Materials provided =
☆ ☆ ☆

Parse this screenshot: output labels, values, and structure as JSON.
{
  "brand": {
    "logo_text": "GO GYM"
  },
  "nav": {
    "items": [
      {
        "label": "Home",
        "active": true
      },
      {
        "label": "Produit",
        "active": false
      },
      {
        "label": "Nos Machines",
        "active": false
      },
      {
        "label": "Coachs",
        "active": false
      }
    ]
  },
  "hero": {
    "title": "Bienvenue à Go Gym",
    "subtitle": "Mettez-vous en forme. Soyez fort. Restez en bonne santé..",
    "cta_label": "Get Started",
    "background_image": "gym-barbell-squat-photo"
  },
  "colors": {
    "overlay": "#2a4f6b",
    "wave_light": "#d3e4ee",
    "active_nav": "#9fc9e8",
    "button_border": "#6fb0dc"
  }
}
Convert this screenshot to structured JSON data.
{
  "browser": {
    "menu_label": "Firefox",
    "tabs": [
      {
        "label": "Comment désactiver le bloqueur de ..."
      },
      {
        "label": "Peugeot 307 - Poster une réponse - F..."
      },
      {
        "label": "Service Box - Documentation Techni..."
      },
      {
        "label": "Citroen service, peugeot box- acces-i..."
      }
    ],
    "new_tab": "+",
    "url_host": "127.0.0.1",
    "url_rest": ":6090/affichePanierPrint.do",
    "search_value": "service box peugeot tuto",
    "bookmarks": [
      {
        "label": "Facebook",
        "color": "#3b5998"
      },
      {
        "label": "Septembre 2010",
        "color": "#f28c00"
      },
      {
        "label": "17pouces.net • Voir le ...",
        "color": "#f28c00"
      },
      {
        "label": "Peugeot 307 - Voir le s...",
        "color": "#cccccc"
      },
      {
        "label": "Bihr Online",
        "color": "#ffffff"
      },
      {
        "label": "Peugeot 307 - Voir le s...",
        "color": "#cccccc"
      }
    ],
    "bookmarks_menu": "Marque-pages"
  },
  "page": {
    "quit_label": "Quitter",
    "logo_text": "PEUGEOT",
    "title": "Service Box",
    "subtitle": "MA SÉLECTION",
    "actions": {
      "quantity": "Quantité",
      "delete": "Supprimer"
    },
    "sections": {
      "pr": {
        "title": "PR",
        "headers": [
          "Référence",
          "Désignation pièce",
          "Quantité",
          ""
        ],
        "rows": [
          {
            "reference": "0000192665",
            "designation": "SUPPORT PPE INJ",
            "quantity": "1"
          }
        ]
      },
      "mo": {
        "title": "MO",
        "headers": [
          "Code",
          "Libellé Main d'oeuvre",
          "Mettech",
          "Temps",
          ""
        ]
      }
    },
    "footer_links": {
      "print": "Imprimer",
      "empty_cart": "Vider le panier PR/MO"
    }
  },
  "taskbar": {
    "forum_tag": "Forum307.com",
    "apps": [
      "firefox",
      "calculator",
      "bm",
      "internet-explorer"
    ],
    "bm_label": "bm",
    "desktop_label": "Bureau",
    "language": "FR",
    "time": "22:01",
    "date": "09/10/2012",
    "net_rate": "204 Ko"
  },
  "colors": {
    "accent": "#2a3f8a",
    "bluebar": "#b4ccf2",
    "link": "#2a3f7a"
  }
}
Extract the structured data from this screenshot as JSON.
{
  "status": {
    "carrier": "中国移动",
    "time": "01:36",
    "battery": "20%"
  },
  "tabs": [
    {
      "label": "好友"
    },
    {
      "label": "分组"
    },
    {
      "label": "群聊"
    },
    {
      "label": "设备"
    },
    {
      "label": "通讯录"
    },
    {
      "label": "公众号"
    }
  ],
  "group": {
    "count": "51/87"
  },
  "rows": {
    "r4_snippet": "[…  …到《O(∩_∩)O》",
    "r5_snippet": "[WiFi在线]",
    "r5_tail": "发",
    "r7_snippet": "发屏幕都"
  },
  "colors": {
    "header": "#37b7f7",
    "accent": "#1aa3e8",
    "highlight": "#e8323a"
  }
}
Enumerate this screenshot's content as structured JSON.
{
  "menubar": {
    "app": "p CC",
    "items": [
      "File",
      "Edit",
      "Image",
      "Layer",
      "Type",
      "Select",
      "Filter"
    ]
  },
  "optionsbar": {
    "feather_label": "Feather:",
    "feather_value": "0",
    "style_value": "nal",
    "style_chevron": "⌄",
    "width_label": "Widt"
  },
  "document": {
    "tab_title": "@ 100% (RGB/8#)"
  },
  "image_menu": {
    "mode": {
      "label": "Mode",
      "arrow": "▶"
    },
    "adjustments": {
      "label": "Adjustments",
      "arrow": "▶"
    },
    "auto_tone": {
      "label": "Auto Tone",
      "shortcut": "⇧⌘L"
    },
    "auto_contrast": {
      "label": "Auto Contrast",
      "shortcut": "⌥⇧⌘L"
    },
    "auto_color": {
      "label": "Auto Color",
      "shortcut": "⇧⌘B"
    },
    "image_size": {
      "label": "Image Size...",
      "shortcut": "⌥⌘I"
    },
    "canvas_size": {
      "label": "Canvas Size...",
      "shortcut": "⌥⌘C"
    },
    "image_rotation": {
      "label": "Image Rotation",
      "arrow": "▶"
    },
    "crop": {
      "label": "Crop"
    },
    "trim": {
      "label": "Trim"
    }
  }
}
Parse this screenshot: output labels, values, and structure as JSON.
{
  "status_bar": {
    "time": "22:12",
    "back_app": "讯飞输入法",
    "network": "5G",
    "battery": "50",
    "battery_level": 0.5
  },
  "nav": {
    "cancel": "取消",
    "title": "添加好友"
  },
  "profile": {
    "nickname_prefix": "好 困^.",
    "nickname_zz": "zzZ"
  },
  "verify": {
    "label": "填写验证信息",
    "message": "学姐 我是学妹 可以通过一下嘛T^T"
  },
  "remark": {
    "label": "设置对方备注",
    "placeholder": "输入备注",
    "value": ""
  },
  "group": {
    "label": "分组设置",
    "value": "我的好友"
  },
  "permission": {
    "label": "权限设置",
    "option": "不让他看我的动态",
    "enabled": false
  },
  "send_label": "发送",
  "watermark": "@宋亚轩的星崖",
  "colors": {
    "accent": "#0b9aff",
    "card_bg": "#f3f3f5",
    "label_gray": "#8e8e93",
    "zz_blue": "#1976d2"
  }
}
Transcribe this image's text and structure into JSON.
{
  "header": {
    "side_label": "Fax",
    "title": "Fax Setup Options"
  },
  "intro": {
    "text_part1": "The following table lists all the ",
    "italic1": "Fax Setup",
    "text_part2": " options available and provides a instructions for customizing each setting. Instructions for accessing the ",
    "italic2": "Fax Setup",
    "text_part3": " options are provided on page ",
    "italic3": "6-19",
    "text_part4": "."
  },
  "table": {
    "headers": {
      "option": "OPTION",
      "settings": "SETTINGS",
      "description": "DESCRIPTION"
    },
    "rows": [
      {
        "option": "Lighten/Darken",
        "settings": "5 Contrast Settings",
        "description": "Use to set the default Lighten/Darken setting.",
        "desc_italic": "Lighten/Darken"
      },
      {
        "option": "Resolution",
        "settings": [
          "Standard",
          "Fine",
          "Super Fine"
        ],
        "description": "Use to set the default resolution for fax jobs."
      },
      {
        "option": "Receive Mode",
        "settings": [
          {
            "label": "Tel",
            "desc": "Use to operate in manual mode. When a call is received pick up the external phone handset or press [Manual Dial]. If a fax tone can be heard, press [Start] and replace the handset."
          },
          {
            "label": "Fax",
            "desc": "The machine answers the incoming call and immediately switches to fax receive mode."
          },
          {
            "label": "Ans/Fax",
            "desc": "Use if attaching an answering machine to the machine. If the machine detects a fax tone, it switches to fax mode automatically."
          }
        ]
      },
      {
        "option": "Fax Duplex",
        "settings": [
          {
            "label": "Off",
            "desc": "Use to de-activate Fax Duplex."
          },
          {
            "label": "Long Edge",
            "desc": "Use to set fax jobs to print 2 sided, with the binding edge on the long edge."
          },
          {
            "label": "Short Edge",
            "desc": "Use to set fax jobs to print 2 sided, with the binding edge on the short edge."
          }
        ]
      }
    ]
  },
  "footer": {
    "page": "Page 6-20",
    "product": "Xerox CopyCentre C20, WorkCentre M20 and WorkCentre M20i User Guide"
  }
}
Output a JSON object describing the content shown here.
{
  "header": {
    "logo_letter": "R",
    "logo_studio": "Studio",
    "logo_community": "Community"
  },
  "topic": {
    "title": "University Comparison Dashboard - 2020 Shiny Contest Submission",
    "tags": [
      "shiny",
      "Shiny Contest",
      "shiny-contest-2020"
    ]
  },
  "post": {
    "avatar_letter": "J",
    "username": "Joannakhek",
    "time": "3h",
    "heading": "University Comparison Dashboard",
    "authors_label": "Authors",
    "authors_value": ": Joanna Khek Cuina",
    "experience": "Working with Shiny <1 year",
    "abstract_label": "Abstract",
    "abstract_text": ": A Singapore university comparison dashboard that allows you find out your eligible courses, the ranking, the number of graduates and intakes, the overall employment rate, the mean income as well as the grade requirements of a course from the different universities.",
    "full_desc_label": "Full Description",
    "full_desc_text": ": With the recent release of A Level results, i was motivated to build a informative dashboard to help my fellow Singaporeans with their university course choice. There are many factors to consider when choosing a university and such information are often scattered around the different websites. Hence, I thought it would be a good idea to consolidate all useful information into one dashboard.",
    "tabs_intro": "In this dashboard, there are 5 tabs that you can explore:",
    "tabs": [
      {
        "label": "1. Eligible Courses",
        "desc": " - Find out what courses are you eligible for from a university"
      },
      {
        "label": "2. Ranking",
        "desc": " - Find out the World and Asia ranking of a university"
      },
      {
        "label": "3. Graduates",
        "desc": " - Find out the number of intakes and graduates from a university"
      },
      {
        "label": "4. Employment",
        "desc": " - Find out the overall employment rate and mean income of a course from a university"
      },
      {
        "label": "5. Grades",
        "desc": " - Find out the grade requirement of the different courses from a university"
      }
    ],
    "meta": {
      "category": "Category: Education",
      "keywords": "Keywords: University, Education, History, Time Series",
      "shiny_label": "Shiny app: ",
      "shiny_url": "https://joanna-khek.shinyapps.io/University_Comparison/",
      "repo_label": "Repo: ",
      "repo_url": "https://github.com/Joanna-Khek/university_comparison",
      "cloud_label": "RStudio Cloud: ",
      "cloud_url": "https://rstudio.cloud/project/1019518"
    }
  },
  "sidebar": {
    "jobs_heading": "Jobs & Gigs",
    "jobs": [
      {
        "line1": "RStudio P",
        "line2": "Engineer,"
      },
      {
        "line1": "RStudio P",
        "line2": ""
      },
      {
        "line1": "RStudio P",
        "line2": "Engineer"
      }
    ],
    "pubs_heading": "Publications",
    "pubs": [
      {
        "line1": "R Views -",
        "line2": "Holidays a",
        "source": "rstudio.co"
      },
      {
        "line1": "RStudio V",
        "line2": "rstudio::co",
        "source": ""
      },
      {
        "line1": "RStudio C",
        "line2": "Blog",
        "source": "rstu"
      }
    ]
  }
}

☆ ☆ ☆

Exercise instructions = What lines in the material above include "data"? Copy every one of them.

Solution =
Convert this screenshot to structured JSON data.
Extract the structured data from this screenshot as JSON.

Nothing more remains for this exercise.